Unfortunately, we barely touch upon that ascent after the opening 10 minutes. Fitzgerald has been granted liberal access to the current McGregor and, if vicarious consumption is what you're after, then you will be in diamond-encrusted heaven. McGregor strides from house to driveway in beautifully tailored three-piece suits (aren't those awfully hot in Nevada?). An excruciating bout of mutual backslapping with Arnold Schwarzenegger really does end with the former governor saying: "I'll be back". There probably are people who will enjoy hearing McGregor refer to three of his cars as "a Merc, a BM and a Range". Others will roll their eyes.
Where are the revelations? Fly-on-the-wall documentaries on such bombastic figures are expected to offer some contrast between the exterior bluster and the more-nuanced interior life. At weigh-ins and press conferences, Conor McGregor (when not calling people f**gots) is known for telling us how fantastic he is at enormous length.
If Notorious is to be believed, he also spends downtime telling staff, members of his family, passing officials and visiting film-makers how fantastic he is. Everyone gets to hear how fantastic he is. The film posits no great distinction between the private man and the public persona. When visitors arrive in McGregor Towers they are asked to celebrate its intergalactic magnificence. Devlin, an apparently admirable person who must have tales, is shown only in cheerleading roles. Even the tiniest insight would be welcome.
The closest the film comes to prising a chink in the façade comes when McGregor loses an important title fight to Nate Diaz. We get a hint of vulnerability as he hangs his head in the dressing room. But Notorious is soon back to its hagiographic rhythms.
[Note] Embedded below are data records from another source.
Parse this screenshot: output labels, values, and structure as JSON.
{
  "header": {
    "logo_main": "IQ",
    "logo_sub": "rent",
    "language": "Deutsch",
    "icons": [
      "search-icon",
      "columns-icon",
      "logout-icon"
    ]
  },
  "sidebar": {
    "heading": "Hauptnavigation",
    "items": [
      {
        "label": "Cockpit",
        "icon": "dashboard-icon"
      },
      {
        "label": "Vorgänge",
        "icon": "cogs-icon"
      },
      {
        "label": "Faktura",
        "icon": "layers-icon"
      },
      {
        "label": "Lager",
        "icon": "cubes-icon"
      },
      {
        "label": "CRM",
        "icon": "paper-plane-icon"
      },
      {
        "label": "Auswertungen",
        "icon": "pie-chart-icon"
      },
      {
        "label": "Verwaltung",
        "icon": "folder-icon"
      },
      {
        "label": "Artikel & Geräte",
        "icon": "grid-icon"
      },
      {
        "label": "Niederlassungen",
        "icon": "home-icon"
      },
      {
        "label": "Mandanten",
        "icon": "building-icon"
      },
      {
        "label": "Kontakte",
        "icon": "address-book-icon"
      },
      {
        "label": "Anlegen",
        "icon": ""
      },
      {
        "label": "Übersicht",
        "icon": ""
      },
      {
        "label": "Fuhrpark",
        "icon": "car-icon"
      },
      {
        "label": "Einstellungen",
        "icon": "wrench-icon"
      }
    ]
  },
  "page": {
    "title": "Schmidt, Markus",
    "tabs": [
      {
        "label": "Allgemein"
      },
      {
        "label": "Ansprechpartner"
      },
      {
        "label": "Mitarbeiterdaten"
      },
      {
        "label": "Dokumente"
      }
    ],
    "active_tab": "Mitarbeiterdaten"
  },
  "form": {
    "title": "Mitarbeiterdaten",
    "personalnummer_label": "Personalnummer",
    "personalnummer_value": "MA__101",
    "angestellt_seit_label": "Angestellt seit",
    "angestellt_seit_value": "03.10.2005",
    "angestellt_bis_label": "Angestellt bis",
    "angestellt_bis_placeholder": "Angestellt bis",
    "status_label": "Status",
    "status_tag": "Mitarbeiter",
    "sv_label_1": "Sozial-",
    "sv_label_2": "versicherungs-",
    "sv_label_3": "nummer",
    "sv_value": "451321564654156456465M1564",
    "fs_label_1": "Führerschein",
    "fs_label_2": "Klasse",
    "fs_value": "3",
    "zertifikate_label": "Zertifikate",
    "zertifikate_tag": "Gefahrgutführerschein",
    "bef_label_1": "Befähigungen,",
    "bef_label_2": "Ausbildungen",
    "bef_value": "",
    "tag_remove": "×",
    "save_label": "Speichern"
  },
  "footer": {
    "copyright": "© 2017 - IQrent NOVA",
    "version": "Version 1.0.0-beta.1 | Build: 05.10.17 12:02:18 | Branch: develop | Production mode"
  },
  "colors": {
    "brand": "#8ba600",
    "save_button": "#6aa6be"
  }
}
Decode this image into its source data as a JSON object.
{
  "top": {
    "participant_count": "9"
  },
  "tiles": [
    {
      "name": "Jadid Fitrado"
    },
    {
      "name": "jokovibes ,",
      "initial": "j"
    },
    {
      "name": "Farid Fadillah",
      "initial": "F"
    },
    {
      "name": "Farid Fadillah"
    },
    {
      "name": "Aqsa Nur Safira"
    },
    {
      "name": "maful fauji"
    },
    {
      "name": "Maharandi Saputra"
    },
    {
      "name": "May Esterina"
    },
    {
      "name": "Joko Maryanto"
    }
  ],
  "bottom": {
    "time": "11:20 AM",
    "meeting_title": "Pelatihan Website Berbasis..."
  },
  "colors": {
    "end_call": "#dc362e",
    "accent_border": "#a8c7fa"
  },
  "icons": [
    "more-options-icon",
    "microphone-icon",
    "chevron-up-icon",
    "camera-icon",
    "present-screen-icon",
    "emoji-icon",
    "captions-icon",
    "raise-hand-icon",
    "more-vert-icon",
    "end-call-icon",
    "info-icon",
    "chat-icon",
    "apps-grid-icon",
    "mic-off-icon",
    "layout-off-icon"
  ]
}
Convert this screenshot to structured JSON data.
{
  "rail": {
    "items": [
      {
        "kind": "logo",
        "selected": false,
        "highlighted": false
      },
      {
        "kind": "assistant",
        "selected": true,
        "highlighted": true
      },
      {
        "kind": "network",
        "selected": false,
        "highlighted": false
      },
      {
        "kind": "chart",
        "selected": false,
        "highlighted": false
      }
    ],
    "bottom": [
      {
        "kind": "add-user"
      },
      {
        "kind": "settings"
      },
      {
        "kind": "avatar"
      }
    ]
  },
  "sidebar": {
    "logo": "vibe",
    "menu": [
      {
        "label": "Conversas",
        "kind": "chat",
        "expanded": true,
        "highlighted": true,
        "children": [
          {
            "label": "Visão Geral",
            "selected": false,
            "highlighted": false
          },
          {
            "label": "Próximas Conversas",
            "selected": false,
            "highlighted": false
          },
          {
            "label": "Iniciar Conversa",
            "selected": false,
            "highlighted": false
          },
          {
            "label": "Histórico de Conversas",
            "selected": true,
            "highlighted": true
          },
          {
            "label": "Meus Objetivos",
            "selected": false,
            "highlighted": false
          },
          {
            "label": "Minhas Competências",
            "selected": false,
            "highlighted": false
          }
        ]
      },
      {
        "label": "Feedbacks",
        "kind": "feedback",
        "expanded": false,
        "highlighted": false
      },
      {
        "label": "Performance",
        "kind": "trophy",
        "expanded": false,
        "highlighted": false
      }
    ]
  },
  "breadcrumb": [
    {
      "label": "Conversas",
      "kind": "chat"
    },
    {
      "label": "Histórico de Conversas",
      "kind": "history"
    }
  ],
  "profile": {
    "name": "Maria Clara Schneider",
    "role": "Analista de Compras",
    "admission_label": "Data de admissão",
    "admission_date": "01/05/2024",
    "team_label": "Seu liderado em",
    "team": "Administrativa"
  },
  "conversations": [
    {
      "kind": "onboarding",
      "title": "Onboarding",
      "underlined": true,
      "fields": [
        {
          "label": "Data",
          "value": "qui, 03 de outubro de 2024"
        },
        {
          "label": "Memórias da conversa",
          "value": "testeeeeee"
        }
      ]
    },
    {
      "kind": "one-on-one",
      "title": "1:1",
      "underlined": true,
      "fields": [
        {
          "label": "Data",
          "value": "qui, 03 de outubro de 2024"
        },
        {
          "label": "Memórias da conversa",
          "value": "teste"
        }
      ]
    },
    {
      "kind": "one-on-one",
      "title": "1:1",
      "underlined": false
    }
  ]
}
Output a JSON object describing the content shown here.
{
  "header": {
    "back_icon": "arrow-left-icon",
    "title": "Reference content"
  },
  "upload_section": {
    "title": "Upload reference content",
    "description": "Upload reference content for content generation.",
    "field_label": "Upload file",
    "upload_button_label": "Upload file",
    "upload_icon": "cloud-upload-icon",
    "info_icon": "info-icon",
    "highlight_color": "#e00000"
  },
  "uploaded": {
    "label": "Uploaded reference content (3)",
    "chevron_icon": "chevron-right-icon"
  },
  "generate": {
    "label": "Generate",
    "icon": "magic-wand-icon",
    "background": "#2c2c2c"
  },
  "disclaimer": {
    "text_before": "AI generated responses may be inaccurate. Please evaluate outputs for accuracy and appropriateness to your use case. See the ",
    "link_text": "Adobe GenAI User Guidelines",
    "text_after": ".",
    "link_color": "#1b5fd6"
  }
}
The picture is equally uninterested in converting those puzzled (or revolted) by the aesthetics of the Ultimate Fighting Championship (UFC). By the time McGregor reaches the UFC cage, the canvas is stained with the blood from less prestigious fighters. If the unconvinced are to be won over then some explanation of the nuances would be useful. The sport is not just about strength and aggression. You will, however, learn little about why one sickening blow causes more damage than the next.
There is no point pretending. Conor McGregor: Notorious (executive produced by one C McGregor) is just another weapon in the fighter's promotional arsenal. It belongs with the T-shirts, posters and mouse mats. No allowances are made for dissenters because dissenters are not invited. Slickly edited, noisily scored, it will do perfectly well for those who already know they're going to like it. Anybody else, stumbling in by accident, may be knocked sideways by the promiscuous egotism.
“I’d like to fight myself,” McGregor says at one point. Not just that, I’m betting.